> **Assigned task**
The records follow. Copy each one exactly.

> **Available data**
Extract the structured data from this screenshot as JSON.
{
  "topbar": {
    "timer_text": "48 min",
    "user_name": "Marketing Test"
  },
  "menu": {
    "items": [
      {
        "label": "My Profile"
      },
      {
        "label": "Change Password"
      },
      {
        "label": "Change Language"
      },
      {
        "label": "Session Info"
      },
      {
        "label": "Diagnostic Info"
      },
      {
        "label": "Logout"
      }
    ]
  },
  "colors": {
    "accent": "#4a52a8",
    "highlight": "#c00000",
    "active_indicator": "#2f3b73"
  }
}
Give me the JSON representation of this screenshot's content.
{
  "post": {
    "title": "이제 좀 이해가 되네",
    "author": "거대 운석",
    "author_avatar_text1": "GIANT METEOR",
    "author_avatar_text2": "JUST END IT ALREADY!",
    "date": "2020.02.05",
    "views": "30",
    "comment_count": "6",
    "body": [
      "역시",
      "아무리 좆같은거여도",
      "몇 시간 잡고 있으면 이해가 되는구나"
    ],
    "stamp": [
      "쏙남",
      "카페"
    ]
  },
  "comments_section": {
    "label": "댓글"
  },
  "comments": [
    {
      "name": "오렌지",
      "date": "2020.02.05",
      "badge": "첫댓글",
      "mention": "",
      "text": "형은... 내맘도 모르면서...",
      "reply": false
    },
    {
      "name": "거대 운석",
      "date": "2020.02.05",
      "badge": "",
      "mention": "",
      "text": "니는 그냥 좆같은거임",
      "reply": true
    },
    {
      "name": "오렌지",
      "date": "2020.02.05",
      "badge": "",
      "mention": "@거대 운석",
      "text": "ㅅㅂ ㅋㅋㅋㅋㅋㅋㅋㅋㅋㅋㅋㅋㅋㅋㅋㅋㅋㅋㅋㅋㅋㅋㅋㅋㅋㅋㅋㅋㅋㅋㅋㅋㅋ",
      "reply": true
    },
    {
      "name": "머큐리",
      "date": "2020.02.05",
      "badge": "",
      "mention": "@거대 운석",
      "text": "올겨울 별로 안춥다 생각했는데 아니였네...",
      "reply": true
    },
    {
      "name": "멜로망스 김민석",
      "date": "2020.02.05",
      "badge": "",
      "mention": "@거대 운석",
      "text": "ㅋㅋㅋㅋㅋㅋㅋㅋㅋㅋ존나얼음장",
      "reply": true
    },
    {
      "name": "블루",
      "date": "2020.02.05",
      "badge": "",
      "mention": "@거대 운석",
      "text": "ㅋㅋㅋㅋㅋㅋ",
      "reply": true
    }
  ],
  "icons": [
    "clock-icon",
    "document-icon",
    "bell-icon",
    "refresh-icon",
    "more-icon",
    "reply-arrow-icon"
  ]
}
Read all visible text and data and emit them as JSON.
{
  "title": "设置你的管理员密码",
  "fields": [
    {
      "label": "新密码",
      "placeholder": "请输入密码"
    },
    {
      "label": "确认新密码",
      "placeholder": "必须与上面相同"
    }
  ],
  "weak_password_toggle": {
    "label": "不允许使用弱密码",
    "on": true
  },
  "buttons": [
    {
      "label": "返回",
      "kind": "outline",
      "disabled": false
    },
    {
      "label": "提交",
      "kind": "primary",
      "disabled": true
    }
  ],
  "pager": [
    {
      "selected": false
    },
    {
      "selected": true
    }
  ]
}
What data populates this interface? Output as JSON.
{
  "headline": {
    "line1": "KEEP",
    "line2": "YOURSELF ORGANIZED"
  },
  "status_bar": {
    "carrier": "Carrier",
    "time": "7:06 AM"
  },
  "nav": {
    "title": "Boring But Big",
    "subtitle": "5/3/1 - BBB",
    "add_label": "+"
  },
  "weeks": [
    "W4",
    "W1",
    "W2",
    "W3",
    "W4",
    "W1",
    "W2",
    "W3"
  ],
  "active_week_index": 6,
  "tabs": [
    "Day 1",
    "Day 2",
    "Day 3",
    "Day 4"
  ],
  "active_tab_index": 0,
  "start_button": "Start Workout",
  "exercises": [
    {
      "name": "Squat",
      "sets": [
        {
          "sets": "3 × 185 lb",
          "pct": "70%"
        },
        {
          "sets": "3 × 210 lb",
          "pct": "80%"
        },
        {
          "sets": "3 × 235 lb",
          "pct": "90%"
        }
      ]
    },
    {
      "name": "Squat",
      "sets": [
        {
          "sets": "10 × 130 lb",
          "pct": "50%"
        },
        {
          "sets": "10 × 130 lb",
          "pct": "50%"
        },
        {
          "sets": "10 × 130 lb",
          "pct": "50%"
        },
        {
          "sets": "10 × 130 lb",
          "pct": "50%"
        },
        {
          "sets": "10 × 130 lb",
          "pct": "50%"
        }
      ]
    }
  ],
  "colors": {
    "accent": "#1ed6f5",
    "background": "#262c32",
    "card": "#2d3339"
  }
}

> **Written solution**
Extract the structured data from this screenshot as JSON.
{
  "topbar": {
    "timer_text": "48 min",
    "user_name": "Marketing Test"
  },
  "menu": {
    "items": [
      {
        "label": "My Profile"
      },
      {
        "label": "Change Password"
      },
      {
        "label": "Change Language"
      },
      {
        "label": "Session Info"
      },
      {
        "label": "Diagnostic Info"
      },
      {
        "label": "Logout"
      }
    ]
  },
  "colors": {
    "accent": "#4a52a8",
    "highlight": "#c00000",
    "active_indicator": "#2f3b73"
  }
}
Give me the JSON representation of this screenshot's content.
{
  "post": {
    "title": "이제 좀 이해가 되네",
    "author": "거대 운석",
    "author_avatar_text1": "GIANT METEOR",
    "author_avatar_text2": "JUST END IT ALREADY!",
    "date": "2020.02.05",
    "views": "30",
    "comment_count": "6",
    "body": [
      "역시",
      "아무리 좆같은거여도",
      "몇 시간 잡고 있으면 이해가 되는구나"
    ],
    "stamp": [
      "쏙남",
      "카페"
    ]
  },
  "comments_section": {
    "label": "댓글"
  },
  "comments": [
    {
      "name": "오렌지",
      "date": "2020.02.05",
      "badge": "첫댓글",
      "mention": "",
      "text": "형은... 내맘도 모르면서...",
      "reply": false
    },
    {
      "name": "거대 운석",
      "date": "2020.02.05",
      "badge": "",
      "mention": "",
      "text": "니는 그냥 좆같은거임",
      "reply": true
    },
    {
      "name": "오렌지",
      "date": "2020.02.05",
      "badge": "",
      "mention": "@거대 운석",
      "text": "ㅅㅂ ㅋㅋㅋㅋㅋㅋㅋㅋㅋㅋㅋㅋㅋㅋㅋㅋㅋㅋㅋㅋㅋㅋㅋㅋㅋㅋㅋㅋㅋㅋㅋㅋㅋ",
      "reply": true
    },
    {
      "name": "머큐리",
      "date": "2020.02.05",
      "badge": "",
      "mention": "@거대 운석",
      "text": "올겨울 별로 안춥다 생각했는데 아니였네...",
      "reply": true
    },
    {
      "name": "멜로망스 김민석",
      "date": "2020.02.05",
      "badge": "",
      "mention": "@거대 운석",
      "text": "ㅋㅋㅋㅋㅋㅋㅋㅋㅋㅋ존나얼음장",
      "reply": true
    },
    {
      "name": "블루",
      "date": "2020.02.05",
      "badge": "",
      "mention": "@거대 운석",
      "text": "ㅋㅋㅋㅋㅋㅋ",
      "reply": true
    }
  ],
  "icons": [
    "clock-icon",
    "document-icon",
    "bell-icon",
    "refresh-icon",
    "more-icon",
    "reply-arrow-icon"
  ]
}
Read all visible text and data and emit them as JSON.
{
  "title": "设置你的管理员密码",
  "fields": [
    {
      "label": "新密码",
      "placeholder": "请输入密码"
    },
    {
      "label": "确认新密码",
      "placeholder": "必须与上面相同"
    }
  ],
  "weak_password_toggle": {
    "label": "不允许使用弱密码",
    "on": true
  },
  "buttons": [
    {
      "label": "返回",
      "kind": "outline",
      "disabled": false
    },
    {
      "label": "提交",
      "kind": "primary",
      "disabled": true
    }
  ],
  "pager": [
    {
      "selected": false
    },
    {
      "selected": true
    }
  ]
}
What data populates this interface? Output as JSON.
{
  "headline": {
    "line1": "KEEP",
    "line2": "YOURSELF ORGANIZED"
  },
  "status_bar": {
    "carrier": "Carrier",
    "time": "7:06 AM"
  },
  "nav": {
    "title": "Boring But Big",
    "subtitle": "5/3/1 - BBB",
    "add_label": "+"
  },
  "weeks": [
    "W4",
    "W1",
    "W2",
    "W3",
    "W4",
    "W1",
    "W2",
    "W3"
  ],
  "active_week_index": 6,
  "tabs": [
    "Day 1",
    "Day 2",
    "Day 3",
    "Day 4"
  ],
  "active_tab_index": 0,
  "start_button": "Start Workout",
  "exercises": [
    {
      "name": "Squat",
      "sets": [
        {
          "sets": "3 × 185 lb",
          "pct": "70%"
        },
        {
          "sets": "3 × 210 lb",
          "pct": "80%"
        },
        {
          "sets": "3 × 235 lb",
          "pct": "90%"
        }
      ]
    },
    {
      "name": "Squat",
      "sets": [
        {
          "sets": "10 × 130 lb",
          "pct": "50%"
        },
        {
          "sets": "10 × 130 lb",
          "pct": "50%"
        },
        {
          "sets": "10 × 130 lb",
          "pct": "50%"
        },
        {
          "sets": "10 × 130 lb",
          "pct": "50%"
        },
        {
          "sets": "10 × 130 lb",
          "pct": "50%"
        }
      ]
    }
  ],
  "colors": {
    "accent": "#1ed6f5",
    "background": "#262c32",
    "card": "#2d3339"
  }
}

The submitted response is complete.